#### Work to complete
Repeat each record below exactly as it is written.

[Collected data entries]
--- START ---

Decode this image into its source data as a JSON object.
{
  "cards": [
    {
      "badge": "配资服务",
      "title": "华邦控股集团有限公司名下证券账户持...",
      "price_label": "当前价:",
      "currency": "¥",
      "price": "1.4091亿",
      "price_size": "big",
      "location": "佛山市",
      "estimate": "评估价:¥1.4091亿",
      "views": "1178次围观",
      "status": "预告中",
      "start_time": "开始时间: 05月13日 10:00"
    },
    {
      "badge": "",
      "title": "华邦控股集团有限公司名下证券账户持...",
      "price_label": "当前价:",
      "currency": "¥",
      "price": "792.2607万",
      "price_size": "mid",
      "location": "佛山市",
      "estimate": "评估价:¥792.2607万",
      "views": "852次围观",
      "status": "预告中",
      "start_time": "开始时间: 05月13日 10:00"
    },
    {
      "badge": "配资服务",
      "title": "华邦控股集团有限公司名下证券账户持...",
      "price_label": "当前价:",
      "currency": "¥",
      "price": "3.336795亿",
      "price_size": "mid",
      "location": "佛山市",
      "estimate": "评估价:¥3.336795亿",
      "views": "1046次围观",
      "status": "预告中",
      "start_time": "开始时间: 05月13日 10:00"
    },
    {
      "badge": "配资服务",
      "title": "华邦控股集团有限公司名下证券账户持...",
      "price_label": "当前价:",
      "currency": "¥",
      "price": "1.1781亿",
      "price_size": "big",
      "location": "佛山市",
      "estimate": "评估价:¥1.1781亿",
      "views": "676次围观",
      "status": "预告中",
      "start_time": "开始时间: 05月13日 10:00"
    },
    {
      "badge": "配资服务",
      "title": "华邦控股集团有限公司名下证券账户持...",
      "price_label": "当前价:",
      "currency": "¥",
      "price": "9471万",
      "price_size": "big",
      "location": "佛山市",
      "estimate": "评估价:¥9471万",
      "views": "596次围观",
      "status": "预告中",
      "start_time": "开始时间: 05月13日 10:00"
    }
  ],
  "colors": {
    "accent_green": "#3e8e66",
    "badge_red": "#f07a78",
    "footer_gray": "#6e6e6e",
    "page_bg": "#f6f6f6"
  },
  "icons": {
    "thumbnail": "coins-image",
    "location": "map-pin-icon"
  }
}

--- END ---

#### Output
Decode this image into its source data as a JSON object.
{
  "cards": [
    {
      "badge": "配资服务",
      "title": "华邦控股集团有限公司名下证券账户持...",
      "price_label": "当前价:",
      "currency": "¥",
      "price": "1.4091亿",
      "price_size": "big",
      "location": "佛山市",
      "estimate": "评估价:¥1.4091亿",
      "views": "1178次围观",
      "status": "预告中",
      "start_time": "开始时间: 05月13日 10:00"
    },
    {
      "badge": "",
      "title": "华邦控股集团有限公司名下证券账户持...",
      "price_label": "当前价:",
      "currency": "¥",
      "price": "792.2607万",
      "price_size": "mid",
      "location": "佛山市",
      "estimate": "评估价:¥792.2607万",
      "views": "852次围观",
      "status": "预告中",
      "start_time": "开始时间: 05月13日 10:00"
    },
    {
      "badge": "配资服务",
      "title": "华邦控股集团有限公司名下证券账户持...",
      "price_label": "当前价:",
      "currency": "¥",
      "price": "3.336795亿",
      "price_size": "mid",
      "location": "佛山市",
      "estimate": "评估价:¥3.336795亿",
      "views": "1046次围观",
      "status": "预告中",
      "start_time": "开始时间: 05月13日 10:00"
    },
    {
      "badge": "配资服务",
      "title": "华邦控股集团有限公司名下证券账户持...",
      "price_label": "当前价:",
      "currency": "¥",
      "price": "1.1781亿",
      "price_size": "big",
      "location": "佛山市",
      "estimate": "评估价:¥1.1781亿",
      "views": "676次围观",
      "status": "预告中",
      "start_time": "开始时间: 05月13日 10:00"
    },
    {
      "badge": "配资服务",
      "title": "华邦控股集团有限公司名下证券账户持...",
      "price_label": "当前价:",
      "currency": "¥",
      "price": "9471万",
      "price_size": "big",
      "location": "佛山市",
      "estimate": "评估价:¥9471万",
      "views": "596次围观",
      "status": "预告中",
      "start_time": "开始时间: 05月13日 10:00"
    }
  ],
  "colors": {
    "accent_green": "#3e8e66",
    "badge_red": "#f07a78",
    "footer_gray": "#6e6e6e",
    "page_bg": "#f6f6f6"
  },
  "icons": {
    "thumbnail": "coins-image",
    "location": "map-pin-icon"
  }
}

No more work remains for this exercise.